Corrections? Surely, the DOC should know about such a drastic change. Sen. Alexander's last-minute
move would benefit Boca Raton-based GEO Group, the company likely to run one of the facilities. Sen.
Alexander's amendment continues budget sleight-of-hand begun by former House Speaker Ray Sansom.
That Santa Rosa County Republican slipped into the 2008 budget a $110 million appropriation the state
used to pay GEO Group to build the private prison in his home county. That's the prison that Sen.
Alexander now hopes to open. Mr. Sansom resigned last year as speaker and this year left the House after
indictment on charges related to another deal he tucked into that budget — $6 million to build an airplane
hangar for a major contributor to himself and the Republican Party. The GEO Group, which runs the South
Bay Correctional Institution, has had a number of inmate deaths and riots at its prisons. Last year, a Texas
appeals court upheld a 2006 $40 million wrongful death judgment concerning an inmate fatally beaten in
2001. Unless other prisons close, there aren't enough inmates to fill the 2,224-bed prison near the
Blackwater River in Santa Rosa County.

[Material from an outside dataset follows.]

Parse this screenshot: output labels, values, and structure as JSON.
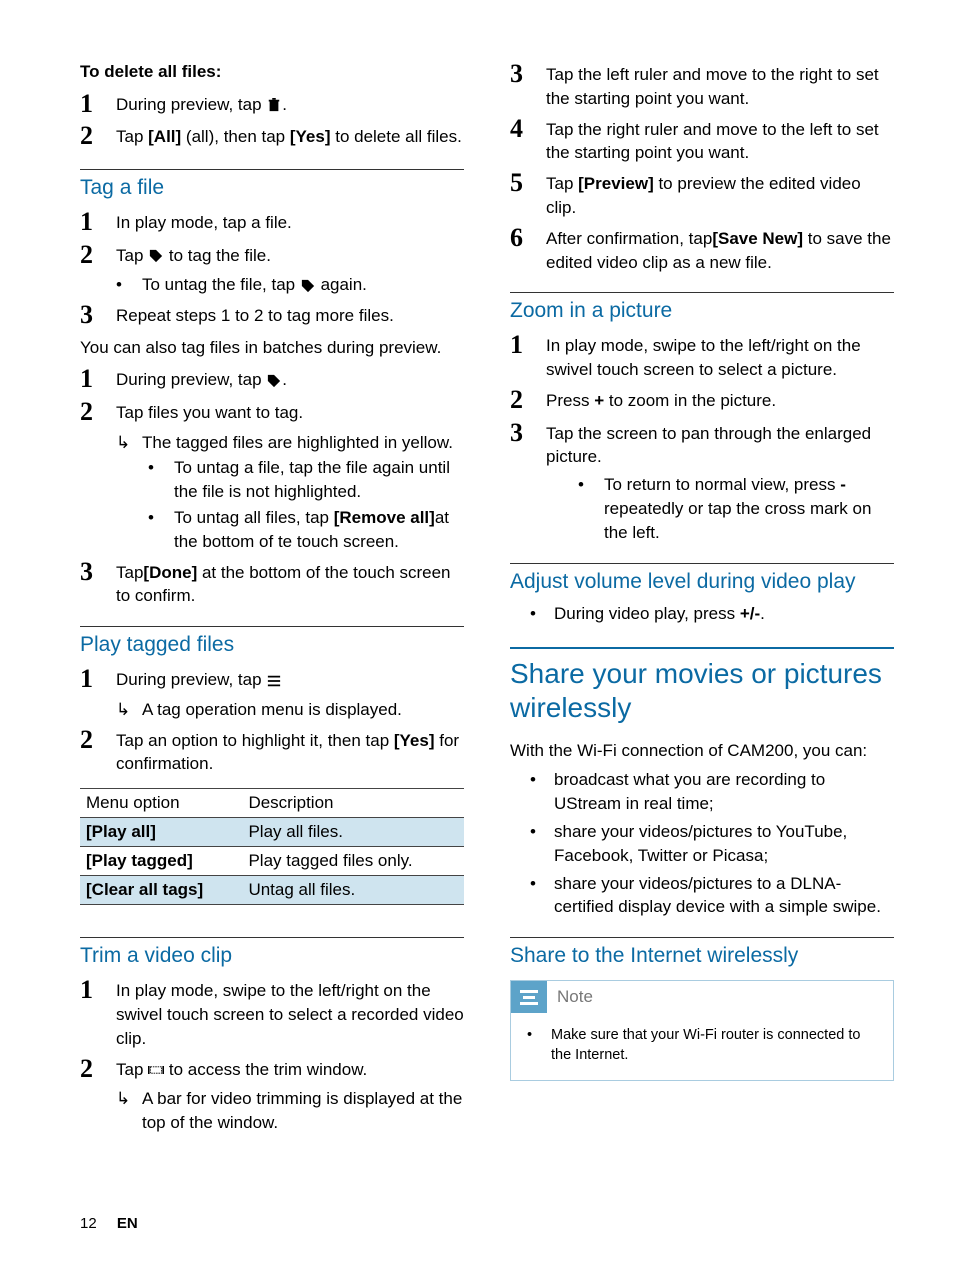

Also, the company, which contributed $158,000 to Florida
Republicans and $17,000 to Democrats during the 2008 election cycle, saw its stock price drop as much
as 8 percent earlier this month when the Federal Bureau of Prisons canceled plans to house illegal aliens
convicted of crimes. GEO Group expected those inmates to fill a facility it operates in Michigan. An analyst
pointed out at the time that all was not bad for GEO Group because the company's earnings from the
Blackwater facility had not been included in its 2010 forecast. Sen. Alexander, whose amendment would
help Blackwater's profits, also did not include the impact it would have on prison overcrowding when he
forecast the savings privatization would bring to the state. Secretary of Corrections Walt McNeil estimates
the amendment would shutter five prisons and force the department to release about 2,500 inmates early.
"Everybody," Mr. McNeil said, "should be concerned about it." Everybody also should be concerned when
legislators conduct state business under the cover of darkness. Obviously lawmakers should discuss
prison projections and clear up serious disagreements about the numbers before acting. Last year, the
grand jury that indicted former Rep. Sansom condemned the Legislature's clandestine budgeting process
that lets a select few lawmakers make decisions behind closed doors. Sen. Alexander should read that
grand jury report and take notes